Local governments have the power to pass zoning ordinances, so long as they are reasonably related to a legitimate government purpose (health, safety, morals, and general welfare).

78

Variance

If owner can demonstrate a particular zoning ordinance exacts a unique hardship on him; can request variance as long as variance is not contrary to public welfare

79

13th amendment

Congress has power to adopt legislation rationally related to eliminating racial discrimination as it is among the badges or incidents of slavery. Can regulate public and private conduct.

80

Presumption against preemption

An express federal preemption must be narrowly construed; but presumption is rebutted if Congress manifests its intent to preempt state law
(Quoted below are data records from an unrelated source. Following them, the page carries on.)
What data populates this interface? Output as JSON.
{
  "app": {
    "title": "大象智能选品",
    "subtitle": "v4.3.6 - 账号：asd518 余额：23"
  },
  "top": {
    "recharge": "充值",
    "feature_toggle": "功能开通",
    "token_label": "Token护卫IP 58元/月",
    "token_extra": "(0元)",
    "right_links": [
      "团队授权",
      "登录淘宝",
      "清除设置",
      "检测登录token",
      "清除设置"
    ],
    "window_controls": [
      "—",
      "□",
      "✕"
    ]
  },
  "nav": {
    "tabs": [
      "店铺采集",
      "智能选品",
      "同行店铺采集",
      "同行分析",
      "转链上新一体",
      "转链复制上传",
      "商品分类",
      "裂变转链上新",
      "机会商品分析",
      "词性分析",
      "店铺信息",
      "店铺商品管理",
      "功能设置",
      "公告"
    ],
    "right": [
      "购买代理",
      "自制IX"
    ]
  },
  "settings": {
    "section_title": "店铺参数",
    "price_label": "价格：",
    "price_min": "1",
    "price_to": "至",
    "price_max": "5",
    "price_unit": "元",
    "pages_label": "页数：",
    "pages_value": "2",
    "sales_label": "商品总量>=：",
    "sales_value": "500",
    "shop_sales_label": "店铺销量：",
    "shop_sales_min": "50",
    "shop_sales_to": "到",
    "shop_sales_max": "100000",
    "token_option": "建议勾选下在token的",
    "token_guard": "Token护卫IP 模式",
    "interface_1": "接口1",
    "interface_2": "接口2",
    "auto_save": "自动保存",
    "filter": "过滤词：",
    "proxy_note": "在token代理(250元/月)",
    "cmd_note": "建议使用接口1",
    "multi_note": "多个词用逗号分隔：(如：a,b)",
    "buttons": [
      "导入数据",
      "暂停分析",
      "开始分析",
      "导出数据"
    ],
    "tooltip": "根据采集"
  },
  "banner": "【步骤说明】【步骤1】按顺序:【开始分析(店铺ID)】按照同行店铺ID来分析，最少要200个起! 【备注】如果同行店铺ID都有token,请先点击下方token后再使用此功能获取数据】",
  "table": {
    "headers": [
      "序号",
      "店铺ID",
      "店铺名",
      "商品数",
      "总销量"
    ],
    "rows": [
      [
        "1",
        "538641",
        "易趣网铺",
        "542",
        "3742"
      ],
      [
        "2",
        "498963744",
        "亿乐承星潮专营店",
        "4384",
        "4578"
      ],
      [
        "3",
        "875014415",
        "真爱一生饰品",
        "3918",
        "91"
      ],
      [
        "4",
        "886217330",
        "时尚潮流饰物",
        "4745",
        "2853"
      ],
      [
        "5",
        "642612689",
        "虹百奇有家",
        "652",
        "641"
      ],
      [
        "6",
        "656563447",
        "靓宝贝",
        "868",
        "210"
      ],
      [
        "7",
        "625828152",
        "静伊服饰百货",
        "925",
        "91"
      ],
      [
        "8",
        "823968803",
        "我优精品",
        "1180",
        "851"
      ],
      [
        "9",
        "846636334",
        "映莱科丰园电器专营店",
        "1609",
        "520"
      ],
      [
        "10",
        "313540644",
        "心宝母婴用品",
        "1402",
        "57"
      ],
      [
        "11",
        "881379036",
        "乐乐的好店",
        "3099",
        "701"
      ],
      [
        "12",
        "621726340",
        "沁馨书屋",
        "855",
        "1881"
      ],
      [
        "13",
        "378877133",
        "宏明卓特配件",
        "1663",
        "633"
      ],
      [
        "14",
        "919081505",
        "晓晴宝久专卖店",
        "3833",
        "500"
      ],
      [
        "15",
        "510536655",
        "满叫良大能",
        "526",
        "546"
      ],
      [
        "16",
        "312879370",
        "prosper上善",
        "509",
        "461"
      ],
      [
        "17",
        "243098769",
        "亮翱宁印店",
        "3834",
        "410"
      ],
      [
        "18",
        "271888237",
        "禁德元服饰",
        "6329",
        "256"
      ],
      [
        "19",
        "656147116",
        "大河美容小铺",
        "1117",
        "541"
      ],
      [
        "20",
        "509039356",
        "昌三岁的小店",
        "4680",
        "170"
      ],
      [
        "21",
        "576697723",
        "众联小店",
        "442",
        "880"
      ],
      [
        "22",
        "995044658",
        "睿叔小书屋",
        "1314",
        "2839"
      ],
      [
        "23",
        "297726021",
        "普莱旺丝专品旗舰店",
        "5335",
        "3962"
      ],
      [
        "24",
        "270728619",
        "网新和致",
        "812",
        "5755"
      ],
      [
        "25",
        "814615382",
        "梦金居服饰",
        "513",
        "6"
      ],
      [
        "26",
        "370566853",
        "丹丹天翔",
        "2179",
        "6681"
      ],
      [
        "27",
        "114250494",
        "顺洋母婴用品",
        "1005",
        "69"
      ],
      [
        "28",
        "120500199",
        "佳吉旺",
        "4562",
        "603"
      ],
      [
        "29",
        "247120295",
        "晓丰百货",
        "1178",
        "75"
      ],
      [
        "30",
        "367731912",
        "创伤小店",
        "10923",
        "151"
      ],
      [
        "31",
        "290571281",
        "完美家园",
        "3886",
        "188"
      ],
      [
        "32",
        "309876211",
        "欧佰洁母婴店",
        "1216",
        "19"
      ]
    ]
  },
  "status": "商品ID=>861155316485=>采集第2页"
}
81

Political question doctrine

whether the Constitution has assigned decision-making on this subject to a different branch of government or if the matter is inherently one that the judiciary cannot decide; only applies to federal government

82

Employment requirements

P&I: No residency requirement for private employment; requirement for public employment okay

14th: No citizenship requirement for private employment or government benefits; OK for government functions

83

government functions (alienage restriction)

Rational basis; voting, jury, police officer, probation, public school teachers

Whether the position or license would allow the alien to participate directly in the formulation, execution or review of broad public policy

84

Right to travel

interstate travel and settlement; can impose reasonable residency requirements for political participation and government benefits (30-90 days); one year is too long for everything except in-state tuition and jurisdiction to grant divorce; all residents have right to be treated equally (no discrimination based on length of residency)

85

Voting (residency)

can restrict voting to residents within borders; short-term residency requirement okay; congress controls residency requirement for presidential elections

86

Vote (property ownership)

not valid ground to restrict right to vote; limited exception for elections involving special-purpose entities (water-storage district)

87

Right to vote

Poll tax not okay; voter ID okay; felon okay

88

Ballot access

states can impose requirements for candidates to be listed on ballot so long as serious candidates can reasonably comply; requirements so onerous that they effectively bar access are unconstitutional

89

Freedom of association

Freedom of association protects right to form or participate in any group, gathering, club or organization virtually without restriction. Infringement upon this right may be justified by compelling state interest.